ODA scraps main Olympic wind turbine
The Olympic Delivery Authority (ODA) has abandoned plans to install a 130m-high wind turbine on the Olympic park site in Stratford, east London, citing “limited commercial interest” in the project.
The turbine, planned for the Eton Manor site in the north of the Olympic park, was part of the ODA’s strategy to deliver 20% of the energy required to run the park using renewable sources.
“We have carried out an exhaustive process with the industry and suppliers over the last two years to find a viable way of delivering a wind turbine on the Olympic Park site. However, the industry environment has changed and that means the project is no longer feasible,” said ODA chief executive David Higgins.
“We have a strong track record in sustainability and we remain committed to meeting the challenging renewable energy targets we have set ourselves. Our focus is now on researching a number of alternative renewable energy options across the Olympic Park site to help contribute to these targets and compliment the other state-of-the art new energy infrastructure we are building.”
The ODA has repeatedly come under fire for “green washing” by planning turbines that will generate so little energy for the site that they are nominally decorative.

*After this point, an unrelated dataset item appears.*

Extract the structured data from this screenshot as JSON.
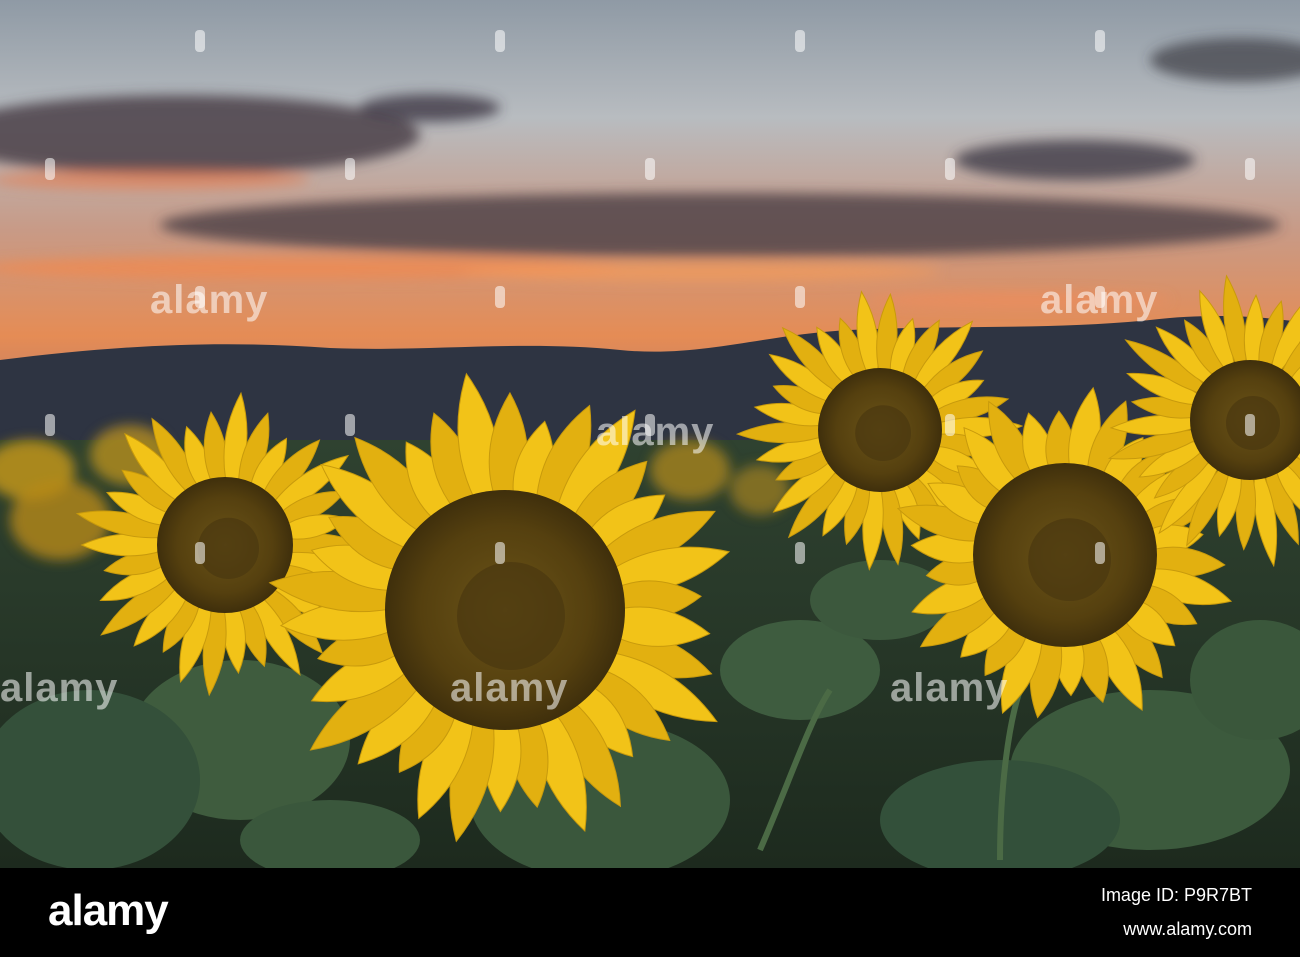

As BD revealed, a mini-wind farm, which will be created by attaching turbines to lighting columns at a reported cost of £140,000, was last month branded “tokenistic” and a waste of money after an environmental impact assessment by Atkins found that it would produce just 0.28% of the park’s energy requirements.